ICD works better than medicine to help people with an abnormal heart rhythm and
heart failure live longer.
- Research has shown that ICDs lower the risk of sudden death in
people who have heart failure but don't have heart disease (coronary artery disease). Over a 2-year period, 1
death was prevented for every 25 people who got an ICD.2
- Another study found that ICDs worked even better to lower the
risk of sudden death in people who have both heart failure and heart disease.
It found that, over a 2-year period, 1 death was prevented for every 18 people
who got an ICD.3
- Another study found that medicine (amiodarone) wasn't much
better than no treatment in lowering the risk of death from a heart rhythm
What are the risks of an ICD?
There are several
risks to getting an ICD. But the risks are different for each person. The
chance of having some problems is very low.
- You could get an infection where the ICD is placed. This
happens less than 1 time out of 100 to just over 12 times out of 100. So there

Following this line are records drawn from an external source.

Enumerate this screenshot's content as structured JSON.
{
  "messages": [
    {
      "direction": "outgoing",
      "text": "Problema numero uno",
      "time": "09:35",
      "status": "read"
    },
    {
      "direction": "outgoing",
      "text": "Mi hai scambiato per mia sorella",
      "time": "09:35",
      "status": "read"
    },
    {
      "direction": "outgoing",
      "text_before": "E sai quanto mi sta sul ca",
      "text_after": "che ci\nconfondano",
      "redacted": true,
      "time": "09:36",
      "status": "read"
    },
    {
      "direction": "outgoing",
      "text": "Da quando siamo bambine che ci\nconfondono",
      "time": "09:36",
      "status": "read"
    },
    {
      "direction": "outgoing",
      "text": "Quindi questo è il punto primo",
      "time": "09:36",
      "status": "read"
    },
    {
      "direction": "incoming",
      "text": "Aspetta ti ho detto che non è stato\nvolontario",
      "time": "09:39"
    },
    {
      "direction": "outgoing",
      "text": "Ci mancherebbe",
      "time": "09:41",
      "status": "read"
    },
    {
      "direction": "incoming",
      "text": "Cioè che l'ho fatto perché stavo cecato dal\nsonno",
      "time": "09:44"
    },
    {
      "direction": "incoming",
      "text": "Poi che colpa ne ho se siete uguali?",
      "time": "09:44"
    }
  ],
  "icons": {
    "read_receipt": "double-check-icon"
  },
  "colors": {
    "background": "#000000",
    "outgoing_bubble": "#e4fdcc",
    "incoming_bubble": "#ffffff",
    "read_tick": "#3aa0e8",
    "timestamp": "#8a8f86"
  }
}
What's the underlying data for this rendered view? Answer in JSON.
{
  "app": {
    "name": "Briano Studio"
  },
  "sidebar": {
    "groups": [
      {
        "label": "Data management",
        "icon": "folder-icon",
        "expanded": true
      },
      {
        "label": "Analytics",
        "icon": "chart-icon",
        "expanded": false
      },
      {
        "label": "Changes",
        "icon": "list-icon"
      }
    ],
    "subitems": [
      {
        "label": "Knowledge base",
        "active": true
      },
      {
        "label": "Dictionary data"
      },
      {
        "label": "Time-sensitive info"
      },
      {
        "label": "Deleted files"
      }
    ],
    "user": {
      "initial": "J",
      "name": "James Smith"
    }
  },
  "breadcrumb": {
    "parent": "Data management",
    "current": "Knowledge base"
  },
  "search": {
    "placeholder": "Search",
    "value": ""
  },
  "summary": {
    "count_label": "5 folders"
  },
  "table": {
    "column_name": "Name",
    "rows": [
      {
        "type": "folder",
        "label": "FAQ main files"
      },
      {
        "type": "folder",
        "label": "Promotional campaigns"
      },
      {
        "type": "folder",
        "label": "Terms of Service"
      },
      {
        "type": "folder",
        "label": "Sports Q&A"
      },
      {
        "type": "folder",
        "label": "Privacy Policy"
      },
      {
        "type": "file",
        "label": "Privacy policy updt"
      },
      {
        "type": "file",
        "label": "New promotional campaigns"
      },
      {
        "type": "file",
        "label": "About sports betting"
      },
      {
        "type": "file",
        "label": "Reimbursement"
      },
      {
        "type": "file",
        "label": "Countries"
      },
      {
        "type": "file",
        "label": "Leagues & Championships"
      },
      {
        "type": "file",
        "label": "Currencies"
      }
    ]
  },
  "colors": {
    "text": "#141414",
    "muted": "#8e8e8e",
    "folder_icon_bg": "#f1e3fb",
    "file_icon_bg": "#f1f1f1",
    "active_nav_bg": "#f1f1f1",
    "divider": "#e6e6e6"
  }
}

is no infection about 88 to 99 times out of 100.5
- The leads that attach to the heart may break or stop working
right. This can happen between 2 and 15 times out of 100 after 5 years of

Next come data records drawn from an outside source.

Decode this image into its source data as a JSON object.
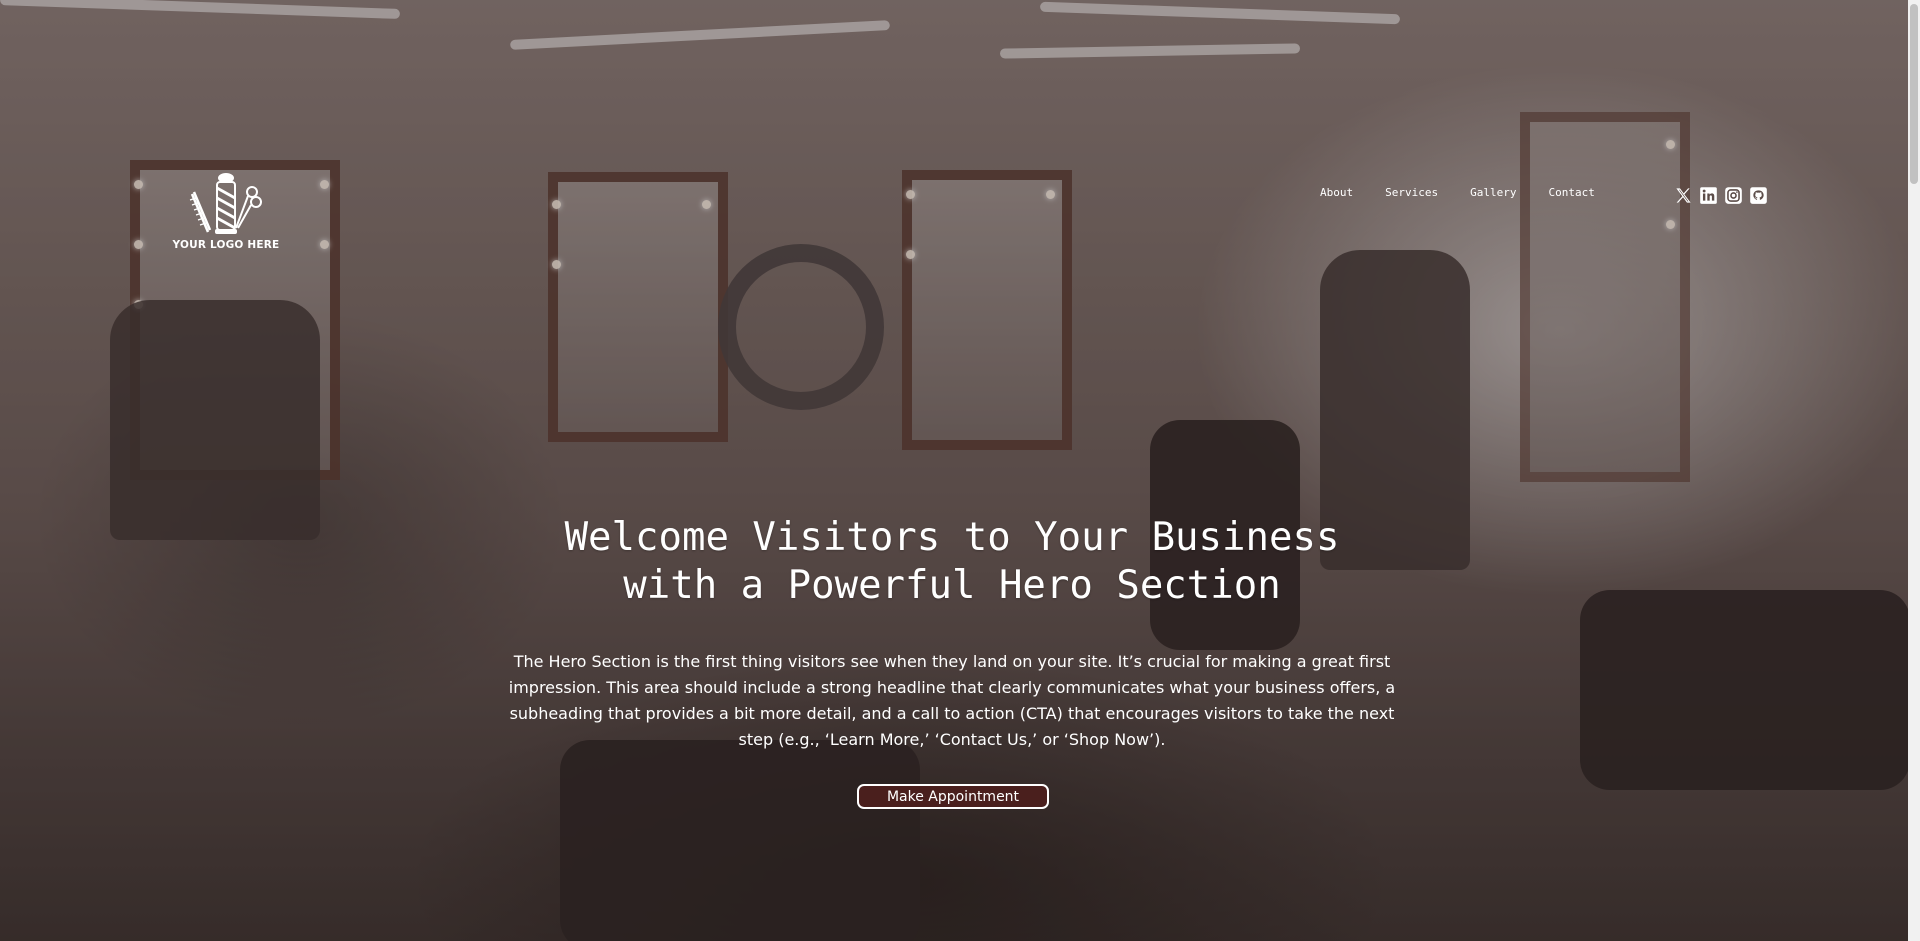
{
  "brand": {
    "logo_text": "YOUR LOGO HERE"
  },
  "nav": {
    "items": [
      {
        "label": "About"
      },
      {
        "label": "Services"
      },
      {
        "label": "Gallery"
      },
      {
        "label": "Contact"
      }
    ]
  },
  "social": {
    "icons": [
      "x-icon",
      "linkedin-icon",
      "instagram-icon",
      "github-icon"
    ]
  },
  "hero": {
    "headline_line1": "Welcome Visitors to Your Business",
    "headline_line2": "with a Powerful Hero Section",
    "subheading": "The Hero Section is the first thing visitors see when they land on your site. It’s crucial for making a great first impression. This area should include a strong headline that clearly communicates what your business offers, a subheading that provides a bit more detail, and a call to action (CTA) that encourages visitors to take the next step (e.g., ‘Learn More,’ ‘Contact Us,’ or ‘Shop Now’).",
    "cta_label": "Make Appointment"
  },
  "colors": {
    "cta_background": "#4a1f1d",
    "text": "#ffffff"
  }
}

having the ICD. So it does not happen about 85 to 98 times out of 100.5, 6 But the risk of a lead breaking or
not working right appears to increase over time. One long-term study found
that, after 10 years, 20 out of 100 leads had problems. This also means that 80
out of 100 leads didn't have problems.7 If a lead does
break or does not work anymore, you would need surgery. The surgery would be
more complex than that needed to replace an ICD battery.
- Serious bleeding could occur after placement of the ICD. This
happens from 1 to 6 times out of 100. Serious bleeding doesn't happen 94 to 99
times out of 100.5
- A lung could collapse (pneumothorax) from a buildup of air in
the space between the lung and the chest wall. This happens less than 1 time in
100. This doesn't happen 99 times out of 100.5
The ICD could shock the heart when it shouldn't. There is
no way to know if or when this could happen. It might never happen.
There also is a chance that a manufacturer may recall an ICD for a
problem. If this were to happen, you might need surgery to take out the ICD and
What follow-up do you need after getting an ICD?
You will need regular checkups with your doctor to make sure that the ICD
It's important to keep taking your medicines for heart
failure. You'll also need to follow a healthy lifestyle to treat heart failure.
This may include watching how much fluid you drink, eating healthy foods that
are low in salt, and not smoking.
If the ICD gives you a lot of
shocks, your doctor may prescribe amiodarone. This medicine helps prevent
abnormal heart rhythms and may keep the ICD from sending shocks too often. Your
doctor also could suggest catheter ablation to lower the number of times the
ICD shocks you. Catheter ablation can lower the chance of some abnormal heart
rhythms, such as
atrial fibrillation, which could cause the ICD to
ICDs run on a battery that lasts from 5 to 8 years. To
replace the battery, you will need minor surgery.
If you get an
ICD, you have to be careful not to get too close to some devices with strong
magnetic or electrical fields. These include
MRI machines, battery-powered cordless power tools,
and CB or ham radios. But most everyday appliances are safe. For more
Heart problems: Living with a pacemaker or ICD.
If you need more information, see the topic